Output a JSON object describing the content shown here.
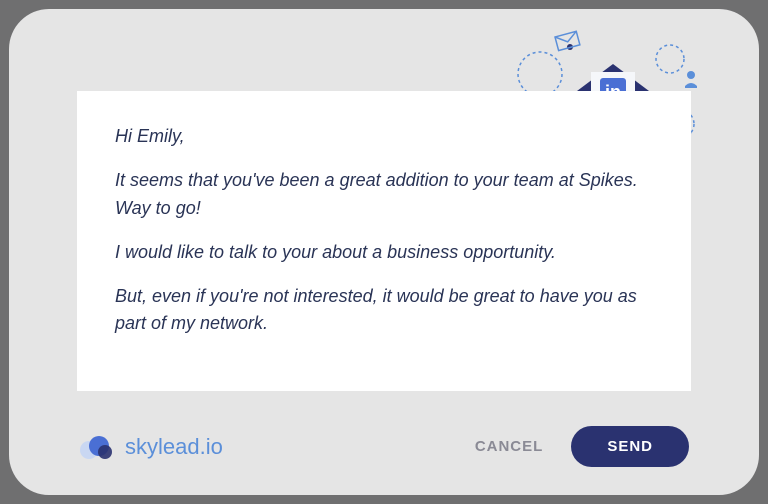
{
  "message": {
    "greeting": "Hi Emily,",
    "p1": "It seems that you've been a great addition to your team at Spikes. Way to go!",
    "p2": "I would like to talk to your about a business opportunity.",
    "p3": "But, even if you're not interested, it would be great to have you as part of my network."
  },
  "brand": {
    "name": "skylead.io"
  },
  "actions": {
    "cancel": "CANCEL",
    "send": "SEND"
  }
}
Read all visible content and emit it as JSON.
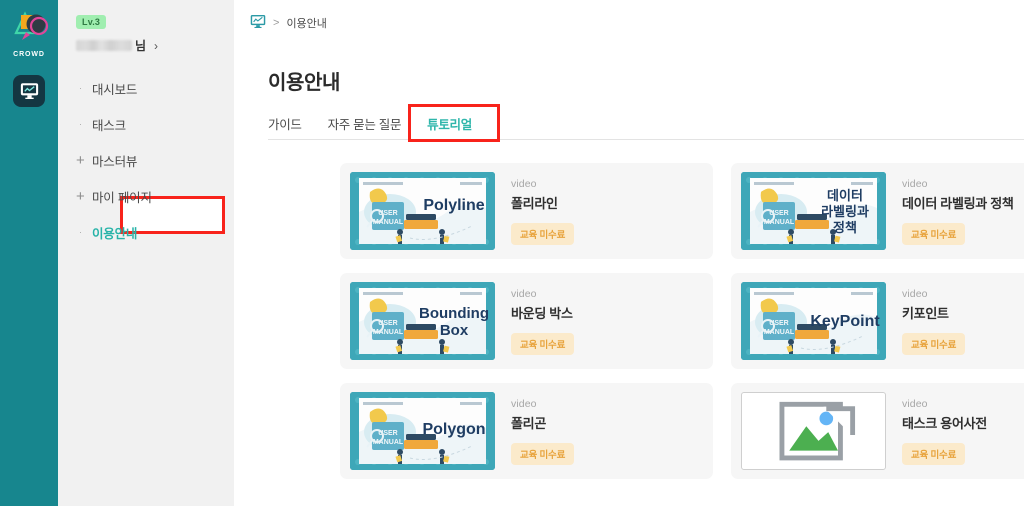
{
  "rail": {
    "brand_word": "CROWD",
    "brand_icon": "crowd-logo-icon",
    "buttons": [
      {
        "icon": "monitor-chart-icon",
        "name": "workspace-icon-button"
      }
    ]
  },
  "sidebar": {
    "level_badge": "Lv.3",
    "user_name": "",
    "user_suffix": "님",
    "user_chevron": "›",
    "items": [
      {
        "label": "대시보드",
        "mark": "·",
        "mark_type": "dot",
        "active": false
      },
      {
        "label": "태스크",
        "mark": "·",
        "mark_type": "dot",
        "active": false
      },
      {
        "label": "마스터뷰",
        "mark": "+",
        "mark_type": "plus",
        "active": false
      },
      {
        "label": "마이 페이지",
        "mark": "+",
        "mark_type": "plus",
        "active": false
      },
      {
        "label": "이용안내",
        "mark": "·",
        "mark_type": "dot",
        "active": true
      }
    ]
  },
  "breadcrumb": {
    "home_icon": "monitor-chart-icon",
    "separator": ">",
    "current": "이용안내"
  },
  "main": {
    "title": "이용안내",
    "tabs": [
      {
        "label": "가이드",
        "active": false
      },
      {
        "label": "자주 묻는 질문",
        "active": false
      },
      {
        "label": "튜토리얼",
        "active": true
      }
    ]
  },
  "cards": [
    {
      "kind": "video",
      "title": "폴리라인",
      "badge": "교육 미수료",
      "thumb_text": "Polyline",
      "thumb_state": "image",
      "thumb_label": "USER MANUAL"
    },
    {
      "kind": "video",
      "title": "데이터 라벨링과 정책",
      "badge": "교육 미수료",
      "thumb_text": "데이터\n라벨링과\n정책",
      "thumb_state": "image",
      "thumb_label": "USER MANUAL"
    },
    {
      "kind": "video",
      "title": "바운딩 박스",
      "badge": "교육 미수료",
      "thumb_text": "Bounding\nBox",
      "thumb_state": "image",
      "thumb_label": "USER MANUAL"
    },
    {
      "kind": "video",
      "title": "키포인트",
      "badge": "교육 미수료",
      "thumb_text": "KeyPoint",
      "thumb_state": "image",
      "thumb_label": "USER MANUAL"
    },
    {
      "kind": "video",
      "title": "폴리곤",
      "badge": "교육 미수료",
      "thumb_text": "Polygon",
      "thumb_state": "image",
      "thumb_label": "USER MANUAL"
    },
    {
      "kind": "video",
      "title": "태스크 용어사전",
      "badge": "교육 미수료",
      "thumb_text": "",
      "thumb_state": "broken",
      "thumb_label": ""
    }
  ],
  "colors": {
    "rail_teal": "#17868e",
    "accent_teal": "#2fb6ab",
    "highlight_red": "#f8231b",
    "badge_bg": "#fbeacb",
    "badge_text": "#e8a33c",
    "level_badge_bg": "#a0eeb0",
    "card_bg": "#f6f6f6",
    "menu_bg": "#f1f1f1"
  }
}
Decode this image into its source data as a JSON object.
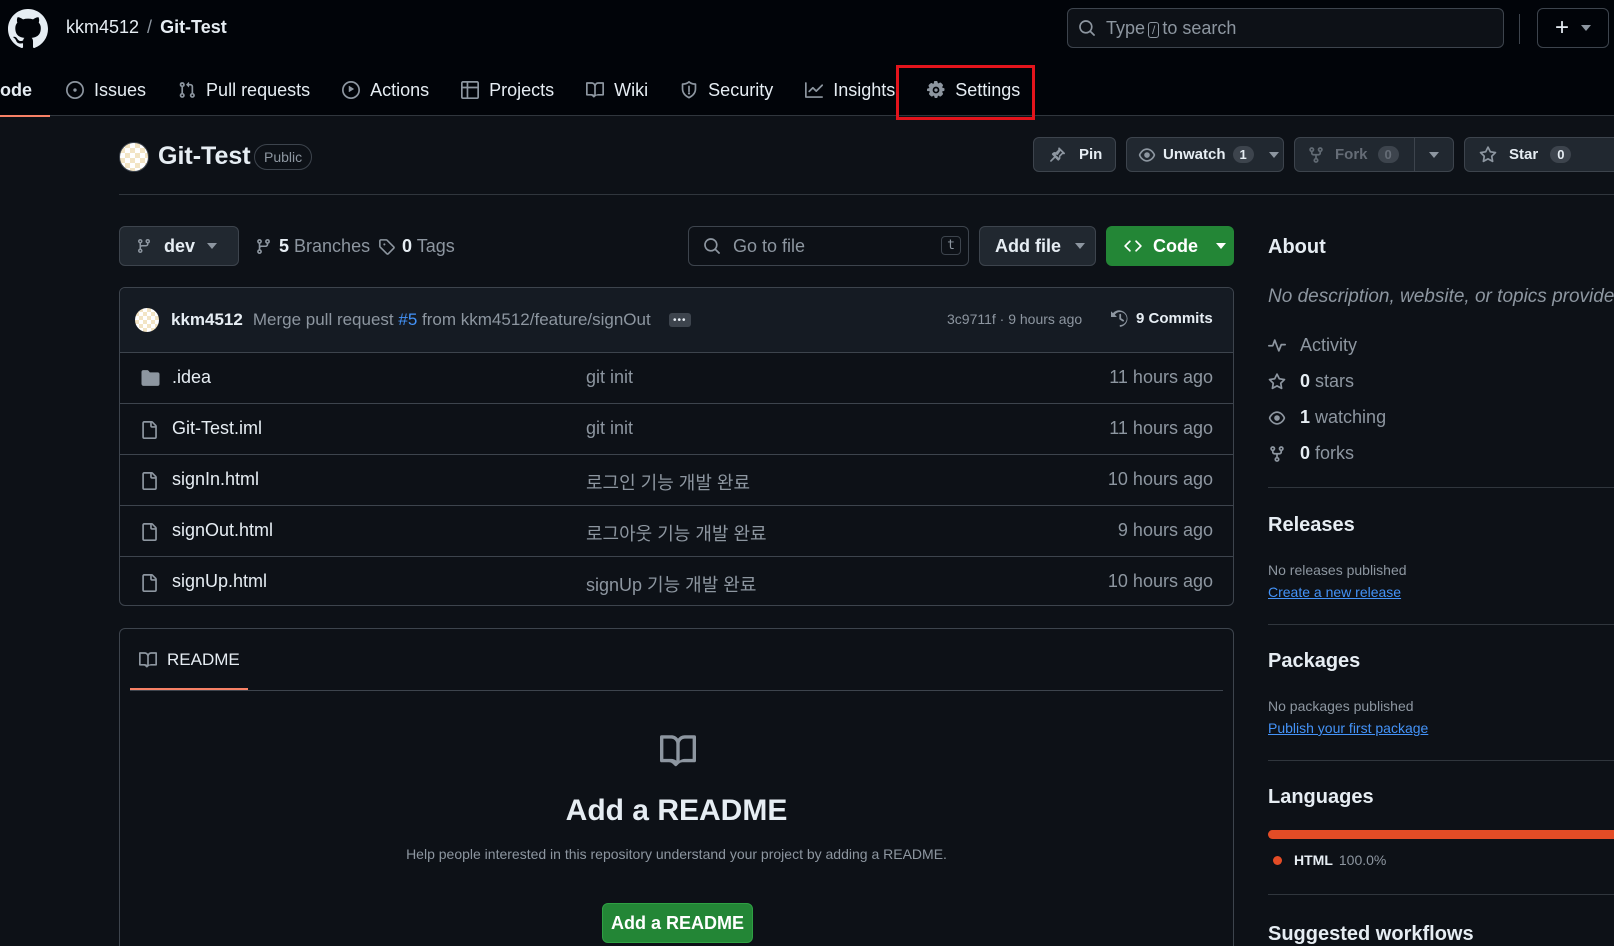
{
  "header": {
    "owner": "kkm4512",
    "separator": "/",
    "repo": "Git-Test",
    "search_pre": "Type",
    "search_key": "/",
    "search_post": "to search",
    "plus_label": "+"
  },
  "nav": {
    "code": "ode",
    "issues": "Issues",
    "pull_requests": "Pull requests",
    "actions": "Actions",
    "projects": "Projects",
    "wiki": "Wiki",
    "security": "Security",
    "insights": "Insights",
    "settings": "Settings"
  },
  "repo_header": {
    "name": "Git-Test",
    "visibility": "Public",
    "pin": "Pin",
    "unwatch": "Unwatch",
    "watch_count": "1",
    "fork": "Fork",
    "fork_count": "0",
    "star": "Star",
    "star_count": "0"
  },
  "file_nav": {
    "branch": "dev",
    "branches_count": "5",
    "branches_label": "Branches",
    "tags_count": "0",
    "tags_label": "Tags",
    "goto_placeholder": "Go to file",
    "goto_key": "t",
    "add_file": "Add file",
    "code": "Code"
  },
  "commit": {
    "author": "kkm4512",
    "msg_pre": "Merge pull request",
    "pr_ref": "#5",
    "msg_post": "from kkm4512/feature/signOut",
    "more": "•••",
    "meta": "3c9711f · 9 hours ago",
    "commits_count": "9",
    "commits_label": "Commits"
  },
  "files": [
    {
      "name": ".idea",
      "type": "folder",
      "message": "git init",
      "time": "11 hours ago"
    },
    {
      "name": "Git-Test.iml",
      "type": "file",
      "message": "git init",
      "time": "11 hours ago"
    },
    {
      "name": "signIn.html",
      "type": "file",
      "message": "로그인 기능 개발 완료",
      "time": "10 hours ago"
    },
    {
      "name": "signOut.html",
      "type": "file",
      "message": "로그아웃 기능 개발 완료",
      "time": "9 hours ago"
    },
    {
      "name": "signUp.html",
      "type": "file",
      "message": "signUp 기능 개발 완료",
      "time": "10 hours ago"
    }
  ],
  "readme": {
    "tab": "README",
    "heading": "Add a README",
    "desc": "Help people interested in this repository understand your project by adding a README.",
    "button": "Add a README"
  },
  "about": {
    "heading": "About",
    "desc": "No description, website, or topics provided.",
    "activity": "Activity",
    "stars_count": "0",
    "stars_label": "stars",
    "watching_count": "1",
    "watching_label": "watching",
    "forks_count": "0",
    "forks_label": "forks"
  },
  "releases": {
    "heading": "Releases",
    "none": "No releases published",
    "link": "Create a new release"
  },
  "packages": {
    "heading": "Packages",
    "none": "No packages published",
    "link": "Publish your first package"
  },
  "languages": {
    "heading": "Languages",
    "items": [
      {
        "name": "HTML",
        "percent": "100.0%",
        "color": "#e34c26"
      }
    ]
  },
  "suggested": {
    "heading": "Suggested workflows"
  },
  "colors": {
    "background": "#0d1117",
    "header_bg": "#010409",
    "accent_green": "#238636",
    "link_blue": "#4493f8",
    "tab_underline": "#f78166",
    "highlight_red": "#e3141c"
  }
}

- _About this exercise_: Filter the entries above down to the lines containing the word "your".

- _Answer box_:
    "p1": "It seems that you've been a great addition to your team at Spikes. Way to go!",
    "p2": "I would like to talk to your about a business opportunity.",
    "desc": "Help people interested in this repository understand your project by adding a README.",
    "link": "Publish your first package"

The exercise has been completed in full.